Unfortunately, most people don’t consider this question until after they have been a victim of Identity theft. Identity theft is a serious and growing crime. An identity thief takes some piece of your personal or financial information and uses it by posing as you and stealing from you by performing financial transactions in your name without your knowledge. A thief may charge items to your existing account and/or open new accounts, credit cards or other fraudulent accounts in your name. Each year, millions of Americans are affected and it can occur in many different forms:
- Computer crime – This occurs when data is stolen from you during your online activities.
- Personal betrayal – This occurs when a friend, relative, employee or stranger steals your data.
- Document loss – This occurs when you lose your wallet, checkbook or credit cards or your mail or trash is stolen.
- Business leaks – This occurs when your personal files are stolen and exploited from a place where you have conducted business.
As much as we want to trust that our personal information is safe, it is not wise to assume that it is. There are steps that you can take to safeguard your identity: Shred receipts, bills and other personal documents, lock financial documents in a safe place, limit what you carry on you. Ask questions before you share information with people and businesses.

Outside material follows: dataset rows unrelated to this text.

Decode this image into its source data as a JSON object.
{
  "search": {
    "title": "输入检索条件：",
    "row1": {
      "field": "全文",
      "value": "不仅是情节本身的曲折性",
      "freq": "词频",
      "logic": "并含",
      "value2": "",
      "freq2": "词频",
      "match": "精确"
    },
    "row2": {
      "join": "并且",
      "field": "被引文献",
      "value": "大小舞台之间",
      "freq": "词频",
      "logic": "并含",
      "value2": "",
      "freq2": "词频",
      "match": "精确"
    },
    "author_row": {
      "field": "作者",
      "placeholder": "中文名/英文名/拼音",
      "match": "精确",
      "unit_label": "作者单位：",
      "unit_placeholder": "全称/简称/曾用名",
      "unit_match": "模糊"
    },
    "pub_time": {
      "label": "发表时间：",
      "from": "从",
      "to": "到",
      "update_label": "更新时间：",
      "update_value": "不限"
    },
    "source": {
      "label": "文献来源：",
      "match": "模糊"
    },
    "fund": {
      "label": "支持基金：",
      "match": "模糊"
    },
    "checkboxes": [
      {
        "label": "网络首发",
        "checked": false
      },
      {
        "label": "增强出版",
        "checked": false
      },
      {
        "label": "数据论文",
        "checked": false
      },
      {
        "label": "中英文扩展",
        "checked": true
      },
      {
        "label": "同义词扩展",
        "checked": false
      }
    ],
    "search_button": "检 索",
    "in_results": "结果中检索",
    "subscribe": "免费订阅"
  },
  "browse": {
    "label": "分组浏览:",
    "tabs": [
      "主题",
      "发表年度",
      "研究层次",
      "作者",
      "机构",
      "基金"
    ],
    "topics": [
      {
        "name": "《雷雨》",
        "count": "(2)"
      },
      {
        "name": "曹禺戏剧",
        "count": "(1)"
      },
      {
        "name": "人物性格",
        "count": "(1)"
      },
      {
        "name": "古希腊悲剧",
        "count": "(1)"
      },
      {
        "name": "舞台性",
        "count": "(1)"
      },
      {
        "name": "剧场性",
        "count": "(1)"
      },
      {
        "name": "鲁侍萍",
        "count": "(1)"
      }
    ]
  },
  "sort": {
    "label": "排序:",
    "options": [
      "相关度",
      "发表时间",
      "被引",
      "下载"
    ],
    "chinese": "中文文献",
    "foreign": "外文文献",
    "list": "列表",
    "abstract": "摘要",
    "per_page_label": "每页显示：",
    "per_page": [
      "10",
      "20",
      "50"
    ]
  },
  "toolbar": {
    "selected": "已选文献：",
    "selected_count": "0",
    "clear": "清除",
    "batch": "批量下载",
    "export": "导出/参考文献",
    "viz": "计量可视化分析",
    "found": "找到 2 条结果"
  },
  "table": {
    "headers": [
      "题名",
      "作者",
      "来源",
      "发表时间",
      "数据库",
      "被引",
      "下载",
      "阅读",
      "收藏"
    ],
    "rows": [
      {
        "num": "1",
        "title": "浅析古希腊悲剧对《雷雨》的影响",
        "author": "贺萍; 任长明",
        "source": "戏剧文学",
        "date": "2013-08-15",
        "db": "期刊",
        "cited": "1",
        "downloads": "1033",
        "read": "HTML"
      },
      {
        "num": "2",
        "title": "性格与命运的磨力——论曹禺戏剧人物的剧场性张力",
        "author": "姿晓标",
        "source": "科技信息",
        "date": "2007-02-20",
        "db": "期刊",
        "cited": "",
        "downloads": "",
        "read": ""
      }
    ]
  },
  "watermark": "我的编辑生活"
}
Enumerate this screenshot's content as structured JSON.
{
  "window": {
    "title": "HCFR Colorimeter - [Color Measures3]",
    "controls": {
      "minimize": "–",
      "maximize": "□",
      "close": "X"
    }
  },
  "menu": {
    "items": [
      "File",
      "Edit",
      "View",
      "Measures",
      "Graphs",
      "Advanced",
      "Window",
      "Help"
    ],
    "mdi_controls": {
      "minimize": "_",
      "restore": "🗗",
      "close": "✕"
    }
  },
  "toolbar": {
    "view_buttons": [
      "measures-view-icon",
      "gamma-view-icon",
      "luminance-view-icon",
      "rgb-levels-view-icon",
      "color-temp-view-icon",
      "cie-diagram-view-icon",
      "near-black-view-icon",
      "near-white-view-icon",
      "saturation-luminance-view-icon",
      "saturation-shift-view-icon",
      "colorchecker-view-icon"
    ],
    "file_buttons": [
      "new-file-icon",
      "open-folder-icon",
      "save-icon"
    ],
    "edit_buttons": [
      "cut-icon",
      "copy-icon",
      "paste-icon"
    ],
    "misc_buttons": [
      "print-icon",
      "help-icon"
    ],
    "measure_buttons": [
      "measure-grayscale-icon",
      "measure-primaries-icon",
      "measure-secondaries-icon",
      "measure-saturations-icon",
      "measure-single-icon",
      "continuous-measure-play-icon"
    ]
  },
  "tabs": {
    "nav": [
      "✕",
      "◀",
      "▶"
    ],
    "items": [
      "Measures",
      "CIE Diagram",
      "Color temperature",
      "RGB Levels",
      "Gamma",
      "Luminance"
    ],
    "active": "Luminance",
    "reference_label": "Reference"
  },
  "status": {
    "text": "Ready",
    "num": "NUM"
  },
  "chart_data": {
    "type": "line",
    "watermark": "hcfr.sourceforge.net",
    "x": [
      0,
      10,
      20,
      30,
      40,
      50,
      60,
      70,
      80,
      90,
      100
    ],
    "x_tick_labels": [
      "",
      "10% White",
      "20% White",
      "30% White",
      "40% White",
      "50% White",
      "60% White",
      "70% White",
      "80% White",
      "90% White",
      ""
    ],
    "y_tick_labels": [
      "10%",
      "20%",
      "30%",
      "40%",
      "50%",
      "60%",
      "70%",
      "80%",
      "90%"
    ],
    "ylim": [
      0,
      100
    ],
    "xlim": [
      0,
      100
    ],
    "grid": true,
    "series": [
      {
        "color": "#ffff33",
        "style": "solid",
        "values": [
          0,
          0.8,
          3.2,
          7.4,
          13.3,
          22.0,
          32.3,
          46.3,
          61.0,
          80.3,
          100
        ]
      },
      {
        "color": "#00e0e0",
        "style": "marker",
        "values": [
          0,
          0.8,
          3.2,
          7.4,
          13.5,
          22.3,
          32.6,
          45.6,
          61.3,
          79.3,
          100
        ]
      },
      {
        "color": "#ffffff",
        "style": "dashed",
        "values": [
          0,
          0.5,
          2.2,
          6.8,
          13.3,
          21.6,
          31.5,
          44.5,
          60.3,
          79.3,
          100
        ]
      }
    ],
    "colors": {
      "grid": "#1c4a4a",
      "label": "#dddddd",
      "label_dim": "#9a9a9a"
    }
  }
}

Most importantly, monitor your credit report regularly looking for any irregularities.
ECCU has partnered with IDProtect(TM) to bring our members highly reputable identity theft protection at an exclusive and deeply discounted monthly fee of $2.00. To learn more about how you can protect your identity, click here.